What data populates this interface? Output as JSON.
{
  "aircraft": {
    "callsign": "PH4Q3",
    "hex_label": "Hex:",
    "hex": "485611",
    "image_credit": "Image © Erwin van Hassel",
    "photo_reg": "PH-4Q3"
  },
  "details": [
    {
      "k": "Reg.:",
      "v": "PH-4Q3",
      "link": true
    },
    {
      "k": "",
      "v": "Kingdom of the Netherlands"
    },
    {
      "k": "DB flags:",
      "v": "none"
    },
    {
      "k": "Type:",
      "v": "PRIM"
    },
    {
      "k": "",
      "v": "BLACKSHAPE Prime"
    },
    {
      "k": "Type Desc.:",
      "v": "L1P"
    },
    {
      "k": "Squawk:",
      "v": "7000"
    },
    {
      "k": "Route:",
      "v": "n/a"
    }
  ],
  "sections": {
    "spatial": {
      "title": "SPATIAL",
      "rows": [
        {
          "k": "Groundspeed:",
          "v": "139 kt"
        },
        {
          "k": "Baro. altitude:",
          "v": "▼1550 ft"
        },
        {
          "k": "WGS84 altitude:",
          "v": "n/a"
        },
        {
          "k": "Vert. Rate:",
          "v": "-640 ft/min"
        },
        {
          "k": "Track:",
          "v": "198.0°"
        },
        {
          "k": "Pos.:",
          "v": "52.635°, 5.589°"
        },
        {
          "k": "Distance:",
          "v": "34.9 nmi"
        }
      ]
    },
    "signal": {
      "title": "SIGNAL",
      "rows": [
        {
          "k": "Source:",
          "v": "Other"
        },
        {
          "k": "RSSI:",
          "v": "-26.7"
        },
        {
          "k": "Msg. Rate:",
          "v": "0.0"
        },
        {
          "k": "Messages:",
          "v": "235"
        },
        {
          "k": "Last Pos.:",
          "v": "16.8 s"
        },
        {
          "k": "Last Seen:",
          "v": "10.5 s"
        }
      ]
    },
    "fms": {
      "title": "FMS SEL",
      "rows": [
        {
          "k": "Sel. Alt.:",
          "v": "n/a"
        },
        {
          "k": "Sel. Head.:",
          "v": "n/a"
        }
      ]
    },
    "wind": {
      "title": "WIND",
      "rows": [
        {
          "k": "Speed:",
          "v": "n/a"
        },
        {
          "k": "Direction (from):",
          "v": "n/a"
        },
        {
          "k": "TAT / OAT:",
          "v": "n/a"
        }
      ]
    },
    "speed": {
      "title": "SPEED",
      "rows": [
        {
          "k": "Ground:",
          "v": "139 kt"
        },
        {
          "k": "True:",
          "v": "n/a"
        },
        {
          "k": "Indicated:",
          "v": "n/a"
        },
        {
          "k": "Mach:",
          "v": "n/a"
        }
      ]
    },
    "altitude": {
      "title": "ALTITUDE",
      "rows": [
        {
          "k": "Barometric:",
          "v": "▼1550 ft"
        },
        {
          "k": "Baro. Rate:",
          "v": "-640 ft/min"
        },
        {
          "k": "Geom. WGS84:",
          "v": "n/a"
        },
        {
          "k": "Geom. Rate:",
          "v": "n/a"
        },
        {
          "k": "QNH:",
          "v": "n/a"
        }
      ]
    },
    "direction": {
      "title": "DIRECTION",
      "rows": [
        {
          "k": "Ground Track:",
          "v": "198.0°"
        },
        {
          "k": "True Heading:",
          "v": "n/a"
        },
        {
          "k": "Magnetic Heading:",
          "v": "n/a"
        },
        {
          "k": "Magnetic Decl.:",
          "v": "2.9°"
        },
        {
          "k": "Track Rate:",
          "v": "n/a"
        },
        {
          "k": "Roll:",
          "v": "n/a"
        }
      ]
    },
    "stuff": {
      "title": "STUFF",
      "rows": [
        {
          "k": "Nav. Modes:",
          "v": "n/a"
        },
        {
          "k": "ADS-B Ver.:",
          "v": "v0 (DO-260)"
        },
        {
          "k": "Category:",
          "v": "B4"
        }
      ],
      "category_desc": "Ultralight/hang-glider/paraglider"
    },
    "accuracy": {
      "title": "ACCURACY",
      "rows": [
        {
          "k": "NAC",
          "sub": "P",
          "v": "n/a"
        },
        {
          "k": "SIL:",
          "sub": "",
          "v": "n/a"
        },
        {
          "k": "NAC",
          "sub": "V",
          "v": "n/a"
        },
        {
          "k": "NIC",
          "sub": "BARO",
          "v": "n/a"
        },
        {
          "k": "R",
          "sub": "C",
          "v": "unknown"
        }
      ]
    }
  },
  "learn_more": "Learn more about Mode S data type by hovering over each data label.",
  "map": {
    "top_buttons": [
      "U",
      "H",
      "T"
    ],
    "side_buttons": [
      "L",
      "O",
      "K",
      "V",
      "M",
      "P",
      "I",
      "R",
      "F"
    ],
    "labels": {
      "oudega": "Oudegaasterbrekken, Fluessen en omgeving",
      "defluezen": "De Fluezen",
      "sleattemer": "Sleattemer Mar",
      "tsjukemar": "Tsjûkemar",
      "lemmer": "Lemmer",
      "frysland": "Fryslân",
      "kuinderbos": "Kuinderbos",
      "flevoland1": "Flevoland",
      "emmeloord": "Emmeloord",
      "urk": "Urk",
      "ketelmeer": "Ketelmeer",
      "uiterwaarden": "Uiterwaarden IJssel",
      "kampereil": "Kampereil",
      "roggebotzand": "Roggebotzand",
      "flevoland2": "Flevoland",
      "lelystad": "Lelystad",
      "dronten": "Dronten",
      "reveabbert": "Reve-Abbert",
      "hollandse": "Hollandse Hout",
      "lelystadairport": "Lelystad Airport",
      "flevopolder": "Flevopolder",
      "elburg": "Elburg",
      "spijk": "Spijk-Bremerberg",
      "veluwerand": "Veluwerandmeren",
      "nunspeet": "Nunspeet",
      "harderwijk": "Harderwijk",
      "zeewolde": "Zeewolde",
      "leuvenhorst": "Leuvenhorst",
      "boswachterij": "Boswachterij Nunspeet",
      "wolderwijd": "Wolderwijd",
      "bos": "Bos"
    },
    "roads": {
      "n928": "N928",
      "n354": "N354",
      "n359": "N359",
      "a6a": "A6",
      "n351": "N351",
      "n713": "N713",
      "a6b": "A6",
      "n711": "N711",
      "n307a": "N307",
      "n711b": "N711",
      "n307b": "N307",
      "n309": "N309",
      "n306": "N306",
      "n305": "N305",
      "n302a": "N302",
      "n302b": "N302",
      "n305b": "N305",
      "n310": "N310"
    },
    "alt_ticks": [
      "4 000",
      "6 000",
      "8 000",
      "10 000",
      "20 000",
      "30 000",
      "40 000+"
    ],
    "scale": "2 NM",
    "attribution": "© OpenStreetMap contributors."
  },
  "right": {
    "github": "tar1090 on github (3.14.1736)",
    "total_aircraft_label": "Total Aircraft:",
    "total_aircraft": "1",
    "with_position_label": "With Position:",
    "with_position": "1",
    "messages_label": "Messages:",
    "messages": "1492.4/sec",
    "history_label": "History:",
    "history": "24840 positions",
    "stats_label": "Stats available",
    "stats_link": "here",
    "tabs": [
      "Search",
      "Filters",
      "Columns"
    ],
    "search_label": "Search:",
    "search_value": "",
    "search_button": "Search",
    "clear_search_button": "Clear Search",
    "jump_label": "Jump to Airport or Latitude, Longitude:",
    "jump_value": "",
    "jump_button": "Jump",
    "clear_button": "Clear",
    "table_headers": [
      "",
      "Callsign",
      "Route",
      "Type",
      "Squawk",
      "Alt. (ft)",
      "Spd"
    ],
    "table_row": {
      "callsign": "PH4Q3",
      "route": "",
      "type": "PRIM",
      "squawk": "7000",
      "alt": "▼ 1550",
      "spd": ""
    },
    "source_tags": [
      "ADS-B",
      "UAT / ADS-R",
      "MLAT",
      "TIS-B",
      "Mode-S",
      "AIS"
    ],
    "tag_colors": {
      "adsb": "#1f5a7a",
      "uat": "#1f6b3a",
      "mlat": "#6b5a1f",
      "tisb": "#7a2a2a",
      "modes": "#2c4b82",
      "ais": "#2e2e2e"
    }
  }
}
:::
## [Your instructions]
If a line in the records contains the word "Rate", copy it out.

## [Task output]
          "k": "Vert. Rate:",
          "k": "Msg. Rate:",
          "k": "Baro. Rate:",
          "k": "Geom. Rate:",
          "k": "Track Rate:",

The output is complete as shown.